> [PROBLEM DESCRIPTION]: Pull out every line in the data that has the string "message" in it.

> [SOURCE DATA]:
────────

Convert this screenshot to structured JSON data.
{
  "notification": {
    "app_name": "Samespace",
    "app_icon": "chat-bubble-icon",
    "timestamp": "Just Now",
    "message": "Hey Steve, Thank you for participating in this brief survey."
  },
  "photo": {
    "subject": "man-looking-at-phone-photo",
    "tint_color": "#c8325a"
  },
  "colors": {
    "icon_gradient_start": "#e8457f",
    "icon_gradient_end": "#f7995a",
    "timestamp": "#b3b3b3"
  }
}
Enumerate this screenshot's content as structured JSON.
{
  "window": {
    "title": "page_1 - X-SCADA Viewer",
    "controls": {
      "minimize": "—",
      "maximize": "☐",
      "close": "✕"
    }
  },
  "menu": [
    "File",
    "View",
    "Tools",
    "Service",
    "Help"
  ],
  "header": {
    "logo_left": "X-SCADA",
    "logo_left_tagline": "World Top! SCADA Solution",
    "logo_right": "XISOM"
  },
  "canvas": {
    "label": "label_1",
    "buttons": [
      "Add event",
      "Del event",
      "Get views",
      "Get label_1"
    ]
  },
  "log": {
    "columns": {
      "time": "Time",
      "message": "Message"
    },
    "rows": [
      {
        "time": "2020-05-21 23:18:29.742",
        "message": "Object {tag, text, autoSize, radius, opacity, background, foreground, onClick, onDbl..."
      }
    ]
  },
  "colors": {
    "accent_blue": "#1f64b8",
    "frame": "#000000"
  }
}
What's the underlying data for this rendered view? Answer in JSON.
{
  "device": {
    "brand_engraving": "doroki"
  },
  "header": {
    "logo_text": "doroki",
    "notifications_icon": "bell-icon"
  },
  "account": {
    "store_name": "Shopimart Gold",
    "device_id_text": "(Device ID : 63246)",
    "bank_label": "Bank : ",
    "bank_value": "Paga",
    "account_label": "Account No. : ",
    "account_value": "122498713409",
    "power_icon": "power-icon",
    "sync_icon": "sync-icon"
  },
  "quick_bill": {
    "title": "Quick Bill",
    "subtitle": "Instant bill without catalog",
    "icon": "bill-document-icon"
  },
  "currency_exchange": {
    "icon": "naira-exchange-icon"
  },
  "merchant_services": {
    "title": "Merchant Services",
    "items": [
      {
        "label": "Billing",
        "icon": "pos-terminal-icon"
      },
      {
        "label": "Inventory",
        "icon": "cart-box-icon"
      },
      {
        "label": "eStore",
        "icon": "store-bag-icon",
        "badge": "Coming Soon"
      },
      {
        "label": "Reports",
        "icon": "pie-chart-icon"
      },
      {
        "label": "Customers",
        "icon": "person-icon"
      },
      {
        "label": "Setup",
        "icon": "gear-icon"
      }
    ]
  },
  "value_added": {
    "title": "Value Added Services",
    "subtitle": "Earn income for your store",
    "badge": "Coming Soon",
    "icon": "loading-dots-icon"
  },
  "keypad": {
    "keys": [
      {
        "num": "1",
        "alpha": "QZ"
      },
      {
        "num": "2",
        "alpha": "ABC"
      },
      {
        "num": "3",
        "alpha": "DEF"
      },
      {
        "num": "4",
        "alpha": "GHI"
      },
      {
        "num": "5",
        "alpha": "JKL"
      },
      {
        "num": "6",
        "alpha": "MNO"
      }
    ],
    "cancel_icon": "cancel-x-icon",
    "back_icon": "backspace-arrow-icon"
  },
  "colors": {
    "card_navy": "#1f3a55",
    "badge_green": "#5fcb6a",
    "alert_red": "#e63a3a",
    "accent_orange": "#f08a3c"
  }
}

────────

> [RESPONSE AREA]:
    "message": "Hey Steve, Thank you for participating in this brief survey."
      "message": "Message"
        "message": "Object {tag, text, autoSize, radius, opacity, background, foreground, onClick, onDbl..."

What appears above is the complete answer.